What needs to be done — Collect every line below that contains the word "structured".

Data for review —

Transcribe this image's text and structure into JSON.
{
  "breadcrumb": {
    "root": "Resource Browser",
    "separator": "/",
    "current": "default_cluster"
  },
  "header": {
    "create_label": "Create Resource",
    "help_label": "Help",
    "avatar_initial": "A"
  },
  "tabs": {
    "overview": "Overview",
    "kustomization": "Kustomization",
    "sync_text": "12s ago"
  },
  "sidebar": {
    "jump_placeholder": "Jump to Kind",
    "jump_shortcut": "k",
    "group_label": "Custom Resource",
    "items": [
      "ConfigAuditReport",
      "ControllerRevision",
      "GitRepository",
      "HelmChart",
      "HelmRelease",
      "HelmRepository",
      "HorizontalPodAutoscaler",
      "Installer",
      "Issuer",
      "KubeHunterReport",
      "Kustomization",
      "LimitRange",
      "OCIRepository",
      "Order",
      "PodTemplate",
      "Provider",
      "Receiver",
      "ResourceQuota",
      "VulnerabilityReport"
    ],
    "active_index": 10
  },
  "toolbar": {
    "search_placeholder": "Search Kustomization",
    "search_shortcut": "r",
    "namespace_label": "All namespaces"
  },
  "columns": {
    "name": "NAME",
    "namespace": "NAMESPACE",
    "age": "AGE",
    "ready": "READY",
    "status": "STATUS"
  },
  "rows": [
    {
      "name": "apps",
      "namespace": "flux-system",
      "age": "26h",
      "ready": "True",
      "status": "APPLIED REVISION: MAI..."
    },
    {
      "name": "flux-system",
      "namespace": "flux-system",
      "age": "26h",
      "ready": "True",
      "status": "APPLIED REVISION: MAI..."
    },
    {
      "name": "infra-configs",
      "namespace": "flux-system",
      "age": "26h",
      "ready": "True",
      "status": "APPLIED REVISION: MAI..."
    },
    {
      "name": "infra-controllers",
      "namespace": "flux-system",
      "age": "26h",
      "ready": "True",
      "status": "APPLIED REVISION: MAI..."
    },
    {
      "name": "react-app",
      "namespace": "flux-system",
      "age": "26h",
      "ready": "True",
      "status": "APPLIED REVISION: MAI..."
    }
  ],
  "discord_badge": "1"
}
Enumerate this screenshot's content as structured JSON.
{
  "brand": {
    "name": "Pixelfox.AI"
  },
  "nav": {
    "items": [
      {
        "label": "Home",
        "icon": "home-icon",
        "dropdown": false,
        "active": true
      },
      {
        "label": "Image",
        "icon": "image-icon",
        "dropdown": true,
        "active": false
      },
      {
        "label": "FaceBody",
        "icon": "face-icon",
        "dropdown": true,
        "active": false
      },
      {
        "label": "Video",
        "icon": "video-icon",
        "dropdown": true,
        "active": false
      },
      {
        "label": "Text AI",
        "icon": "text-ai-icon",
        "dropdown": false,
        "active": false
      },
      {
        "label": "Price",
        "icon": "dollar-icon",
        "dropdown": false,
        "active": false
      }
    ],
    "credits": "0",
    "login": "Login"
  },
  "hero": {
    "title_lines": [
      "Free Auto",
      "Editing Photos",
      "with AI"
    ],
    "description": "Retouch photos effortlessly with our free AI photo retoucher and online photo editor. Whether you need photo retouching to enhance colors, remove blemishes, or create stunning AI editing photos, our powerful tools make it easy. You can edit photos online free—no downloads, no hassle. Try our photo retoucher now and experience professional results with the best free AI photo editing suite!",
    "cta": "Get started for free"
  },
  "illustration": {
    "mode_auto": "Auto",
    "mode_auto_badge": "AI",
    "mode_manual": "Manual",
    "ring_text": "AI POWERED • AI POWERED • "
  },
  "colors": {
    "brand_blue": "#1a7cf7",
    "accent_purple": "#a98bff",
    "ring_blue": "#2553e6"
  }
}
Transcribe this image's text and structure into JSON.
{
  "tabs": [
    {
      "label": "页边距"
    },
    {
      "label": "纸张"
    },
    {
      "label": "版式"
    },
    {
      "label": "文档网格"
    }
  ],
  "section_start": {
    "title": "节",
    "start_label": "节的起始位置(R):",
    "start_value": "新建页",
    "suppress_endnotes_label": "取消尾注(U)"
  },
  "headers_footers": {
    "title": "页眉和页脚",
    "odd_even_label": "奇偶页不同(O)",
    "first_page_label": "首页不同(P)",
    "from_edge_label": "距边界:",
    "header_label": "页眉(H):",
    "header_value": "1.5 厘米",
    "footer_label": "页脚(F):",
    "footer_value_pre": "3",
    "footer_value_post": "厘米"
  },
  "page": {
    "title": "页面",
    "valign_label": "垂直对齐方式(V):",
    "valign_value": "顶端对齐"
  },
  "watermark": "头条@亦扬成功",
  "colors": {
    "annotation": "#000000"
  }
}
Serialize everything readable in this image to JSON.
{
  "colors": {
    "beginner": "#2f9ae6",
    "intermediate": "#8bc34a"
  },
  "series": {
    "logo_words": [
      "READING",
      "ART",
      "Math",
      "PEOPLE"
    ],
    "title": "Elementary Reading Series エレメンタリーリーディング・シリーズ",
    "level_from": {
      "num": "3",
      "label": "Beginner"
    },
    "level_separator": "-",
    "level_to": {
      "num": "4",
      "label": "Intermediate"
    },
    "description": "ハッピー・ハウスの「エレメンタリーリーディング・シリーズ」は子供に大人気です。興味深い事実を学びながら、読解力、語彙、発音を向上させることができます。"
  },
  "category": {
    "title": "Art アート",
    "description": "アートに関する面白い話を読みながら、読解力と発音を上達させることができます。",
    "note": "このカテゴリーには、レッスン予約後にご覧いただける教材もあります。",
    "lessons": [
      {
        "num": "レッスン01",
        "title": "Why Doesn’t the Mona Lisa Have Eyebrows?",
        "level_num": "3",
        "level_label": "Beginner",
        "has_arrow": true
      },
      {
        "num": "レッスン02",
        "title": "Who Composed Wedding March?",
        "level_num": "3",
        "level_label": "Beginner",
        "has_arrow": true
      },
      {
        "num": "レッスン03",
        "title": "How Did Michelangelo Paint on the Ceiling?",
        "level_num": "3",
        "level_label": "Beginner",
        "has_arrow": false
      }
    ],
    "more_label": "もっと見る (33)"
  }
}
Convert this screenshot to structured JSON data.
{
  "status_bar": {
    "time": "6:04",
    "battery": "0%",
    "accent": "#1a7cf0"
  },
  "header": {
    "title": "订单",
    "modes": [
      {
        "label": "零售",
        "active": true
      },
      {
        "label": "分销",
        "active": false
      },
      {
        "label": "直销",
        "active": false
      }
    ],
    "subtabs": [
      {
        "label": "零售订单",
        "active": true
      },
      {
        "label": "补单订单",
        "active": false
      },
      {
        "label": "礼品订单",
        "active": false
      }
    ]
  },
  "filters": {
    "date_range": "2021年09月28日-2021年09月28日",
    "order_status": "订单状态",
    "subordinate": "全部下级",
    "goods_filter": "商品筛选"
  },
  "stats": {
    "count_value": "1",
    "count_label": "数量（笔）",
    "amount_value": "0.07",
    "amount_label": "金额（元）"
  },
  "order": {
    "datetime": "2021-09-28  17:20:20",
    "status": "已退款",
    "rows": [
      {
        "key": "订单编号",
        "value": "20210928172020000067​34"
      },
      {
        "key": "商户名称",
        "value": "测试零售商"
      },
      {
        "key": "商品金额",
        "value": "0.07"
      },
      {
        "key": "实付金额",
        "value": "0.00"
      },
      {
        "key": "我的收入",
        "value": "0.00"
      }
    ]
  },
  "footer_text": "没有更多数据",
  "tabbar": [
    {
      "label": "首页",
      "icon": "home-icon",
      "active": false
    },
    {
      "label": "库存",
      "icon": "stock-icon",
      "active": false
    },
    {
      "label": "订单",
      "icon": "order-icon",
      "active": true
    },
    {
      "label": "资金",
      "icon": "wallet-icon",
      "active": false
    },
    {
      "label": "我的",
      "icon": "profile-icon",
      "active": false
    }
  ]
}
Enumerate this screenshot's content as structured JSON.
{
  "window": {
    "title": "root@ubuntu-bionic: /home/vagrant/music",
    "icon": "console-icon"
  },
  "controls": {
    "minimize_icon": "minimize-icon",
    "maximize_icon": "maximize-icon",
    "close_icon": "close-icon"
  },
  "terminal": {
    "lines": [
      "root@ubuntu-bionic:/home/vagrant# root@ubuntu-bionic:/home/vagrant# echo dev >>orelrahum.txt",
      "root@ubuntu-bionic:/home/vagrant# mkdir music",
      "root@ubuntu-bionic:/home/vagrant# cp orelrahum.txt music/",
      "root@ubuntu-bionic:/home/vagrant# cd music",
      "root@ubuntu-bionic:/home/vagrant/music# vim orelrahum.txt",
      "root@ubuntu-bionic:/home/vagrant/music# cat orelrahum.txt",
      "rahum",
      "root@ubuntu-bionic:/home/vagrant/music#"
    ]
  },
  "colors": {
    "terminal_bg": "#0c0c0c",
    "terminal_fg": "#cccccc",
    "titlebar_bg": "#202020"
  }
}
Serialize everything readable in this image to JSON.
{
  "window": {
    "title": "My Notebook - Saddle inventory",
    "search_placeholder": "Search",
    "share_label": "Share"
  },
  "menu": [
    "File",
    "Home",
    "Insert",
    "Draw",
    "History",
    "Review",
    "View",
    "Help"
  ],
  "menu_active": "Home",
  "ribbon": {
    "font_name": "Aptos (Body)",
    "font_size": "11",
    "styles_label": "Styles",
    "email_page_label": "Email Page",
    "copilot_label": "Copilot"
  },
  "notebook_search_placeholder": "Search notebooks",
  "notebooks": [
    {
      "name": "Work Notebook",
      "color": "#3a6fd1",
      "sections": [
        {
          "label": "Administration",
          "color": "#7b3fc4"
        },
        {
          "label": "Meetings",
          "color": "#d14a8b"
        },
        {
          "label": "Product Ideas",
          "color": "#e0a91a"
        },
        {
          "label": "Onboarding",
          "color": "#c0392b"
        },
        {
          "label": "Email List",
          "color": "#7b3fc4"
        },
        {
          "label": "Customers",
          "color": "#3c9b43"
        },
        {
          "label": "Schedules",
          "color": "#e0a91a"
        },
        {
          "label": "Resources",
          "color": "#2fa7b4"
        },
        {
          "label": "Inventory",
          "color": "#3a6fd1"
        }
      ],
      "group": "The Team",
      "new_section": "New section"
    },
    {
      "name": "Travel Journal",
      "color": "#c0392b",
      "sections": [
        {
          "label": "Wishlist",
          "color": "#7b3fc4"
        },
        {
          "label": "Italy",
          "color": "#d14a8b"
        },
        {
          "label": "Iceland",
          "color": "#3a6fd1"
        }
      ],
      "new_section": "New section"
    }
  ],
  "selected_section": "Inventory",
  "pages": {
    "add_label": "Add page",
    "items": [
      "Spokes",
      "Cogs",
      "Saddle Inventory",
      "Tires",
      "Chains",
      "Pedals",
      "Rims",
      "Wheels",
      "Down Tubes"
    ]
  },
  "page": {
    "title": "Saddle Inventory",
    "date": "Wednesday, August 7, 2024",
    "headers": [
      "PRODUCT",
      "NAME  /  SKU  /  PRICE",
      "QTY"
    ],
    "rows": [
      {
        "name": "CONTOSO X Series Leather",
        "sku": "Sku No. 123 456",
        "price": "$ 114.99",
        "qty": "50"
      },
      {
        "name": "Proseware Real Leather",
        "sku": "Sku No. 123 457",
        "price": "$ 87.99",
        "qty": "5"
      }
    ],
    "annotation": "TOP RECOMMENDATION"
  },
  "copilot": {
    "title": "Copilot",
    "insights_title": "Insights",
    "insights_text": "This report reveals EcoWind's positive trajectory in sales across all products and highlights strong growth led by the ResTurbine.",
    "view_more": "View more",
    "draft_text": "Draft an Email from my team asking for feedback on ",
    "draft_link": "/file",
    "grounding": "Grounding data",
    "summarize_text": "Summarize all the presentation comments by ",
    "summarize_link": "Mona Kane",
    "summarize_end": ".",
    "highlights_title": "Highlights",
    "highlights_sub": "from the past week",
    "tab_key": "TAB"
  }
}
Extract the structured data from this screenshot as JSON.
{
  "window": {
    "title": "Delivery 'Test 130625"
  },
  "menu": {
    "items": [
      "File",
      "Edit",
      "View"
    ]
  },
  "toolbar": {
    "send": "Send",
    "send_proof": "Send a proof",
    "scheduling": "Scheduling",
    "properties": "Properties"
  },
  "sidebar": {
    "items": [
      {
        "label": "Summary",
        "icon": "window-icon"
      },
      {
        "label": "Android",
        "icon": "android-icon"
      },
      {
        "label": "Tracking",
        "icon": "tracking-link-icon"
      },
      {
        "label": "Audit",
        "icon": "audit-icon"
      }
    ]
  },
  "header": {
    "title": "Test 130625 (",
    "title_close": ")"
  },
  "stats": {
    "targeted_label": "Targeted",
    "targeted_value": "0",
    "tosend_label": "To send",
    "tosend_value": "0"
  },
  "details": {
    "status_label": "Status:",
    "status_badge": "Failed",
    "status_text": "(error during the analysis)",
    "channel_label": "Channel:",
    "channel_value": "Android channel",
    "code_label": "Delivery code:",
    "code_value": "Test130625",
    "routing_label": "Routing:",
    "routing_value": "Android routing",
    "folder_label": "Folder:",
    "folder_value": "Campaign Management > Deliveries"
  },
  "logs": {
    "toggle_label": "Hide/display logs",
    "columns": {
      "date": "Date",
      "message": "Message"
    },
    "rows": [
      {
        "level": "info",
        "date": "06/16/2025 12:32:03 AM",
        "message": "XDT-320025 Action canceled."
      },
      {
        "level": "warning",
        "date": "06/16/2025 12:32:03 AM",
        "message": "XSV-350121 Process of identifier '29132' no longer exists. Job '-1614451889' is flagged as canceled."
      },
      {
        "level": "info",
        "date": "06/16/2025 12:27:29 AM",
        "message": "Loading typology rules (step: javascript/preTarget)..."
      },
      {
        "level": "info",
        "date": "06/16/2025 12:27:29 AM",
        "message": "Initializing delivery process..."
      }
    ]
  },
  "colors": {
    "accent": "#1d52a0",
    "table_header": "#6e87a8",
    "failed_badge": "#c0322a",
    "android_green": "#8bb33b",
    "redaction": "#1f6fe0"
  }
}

Task solution —
Enumerate this screenshot's content as structured JSON.
Convert this screenshot to structured JSON data.
Enumerate this screenshot's content as structured JSON.
Extract the structured data from this screenshot as JSON.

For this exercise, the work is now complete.